I think a reducer won't hurt in most situations but there are several things going on, and it isn't simply turning a 10" f/8 guidestar into a 10" f/4 guidestar.
OAG optics are simple in principle but there are subtle things involved that can have a big impact on guidestar quality. So a while ago I made a tool to visualize OAG geometry and the light loss involved. Here is an example:
A key thing to note here is that the cone of light usually doesn't fit into the prism - and all that light is lost. The focal length is the same, but you have effectively lost aperture. So an 8" f/8 scope may end up with a 6" f/10.4 guidestar. You can then go ahead and add a reducer and it will make it faster, but with that same, smaller, aperture - so maybe it is a 6" f/8 guidestar.
But if you had used a slower scope in the first place, the light cone might fit into the prism and you could have an 8" f/10 scope with an 8" f/10 guidestar. Although that may seem "slow" - it is full aperture and there won't be any distortions caused by having the cone clipped on the way to the sensor. So that 8" f/10 guidestar may be perfectly fine - in terms of being bright and a good size - i.e. not too small and not too big on the scale of the pixels.
The key to getting the light cone to fit into the prism is to have the guide sensor as close to the prism as possible. If you don't and the sensor is far away, you may be able to bring the sensor closer to the prism by inserting a reducing lens - but you won't gain any of the light lost entering the prism.

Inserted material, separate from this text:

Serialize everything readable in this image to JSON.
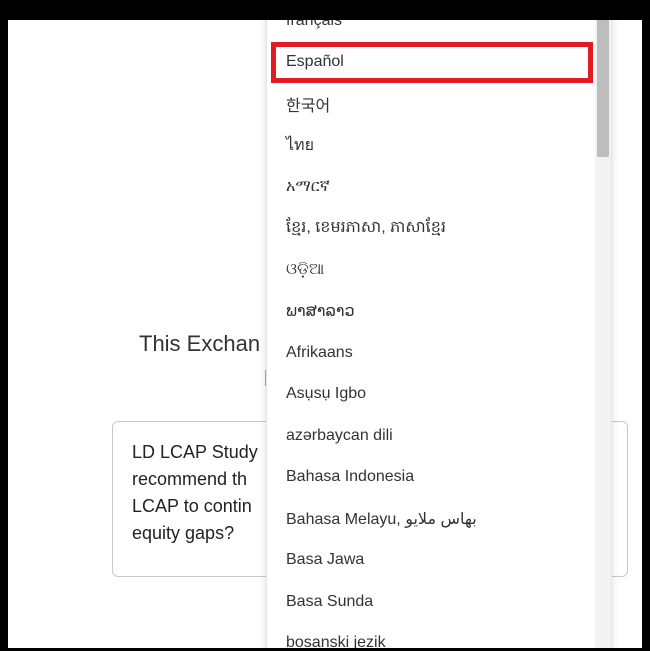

So I doubt that a reducing lens would really be beneficial if the oag is set up right in the first place. And no matter what the oag should have a wide view of the prism - and a good size prism. If the oag restricts light from the pupil, that is a big problem right there. And on the topic of this thread - the last thing I would want to do if I have light loss, is insert a filter that throws away even more photons.
Edited by freestar8n, 24 July 2021 - 06:34 PM.